→ **Brief**
In the listing below, find each line that holds "title" and list it.

========

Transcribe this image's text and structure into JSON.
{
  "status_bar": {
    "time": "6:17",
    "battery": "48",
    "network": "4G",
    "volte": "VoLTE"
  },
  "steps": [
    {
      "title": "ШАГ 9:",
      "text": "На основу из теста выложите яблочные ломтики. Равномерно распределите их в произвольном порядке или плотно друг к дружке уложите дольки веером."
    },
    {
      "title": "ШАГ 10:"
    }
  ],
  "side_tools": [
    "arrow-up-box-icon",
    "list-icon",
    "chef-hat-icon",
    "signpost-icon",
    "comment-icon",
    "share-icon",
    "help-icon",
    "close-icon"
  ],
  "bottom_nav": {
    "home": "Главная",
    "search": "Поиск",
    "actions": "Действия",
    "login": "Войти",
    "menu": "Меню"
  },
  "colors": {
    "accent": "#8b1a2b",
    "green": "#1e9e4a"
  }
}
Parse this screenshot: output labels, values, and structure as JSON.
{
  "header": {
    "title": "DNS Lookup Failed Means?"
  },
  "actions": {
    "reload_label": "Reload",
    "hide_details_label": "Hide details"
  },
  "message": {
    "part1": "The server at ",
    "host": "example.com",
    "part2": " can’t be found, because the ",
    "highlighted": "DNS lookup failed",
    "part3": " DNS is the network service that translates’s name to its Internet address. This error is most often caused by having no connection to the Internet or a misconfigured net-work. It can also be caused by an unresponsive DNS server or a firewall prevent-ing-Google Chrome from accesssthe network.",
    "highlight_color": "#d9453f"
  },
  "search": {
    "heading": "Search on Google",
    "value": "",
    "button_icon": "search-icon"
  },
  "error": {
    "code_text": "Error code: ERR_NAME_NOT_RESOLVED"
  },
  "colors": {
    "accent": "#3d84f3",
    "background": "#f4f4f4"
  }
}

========

→ **Result below**
      "title": "ШАГ 9:",
      "title": "ШАГ 10:"
    "title": "DNS Lookup Failed Means?"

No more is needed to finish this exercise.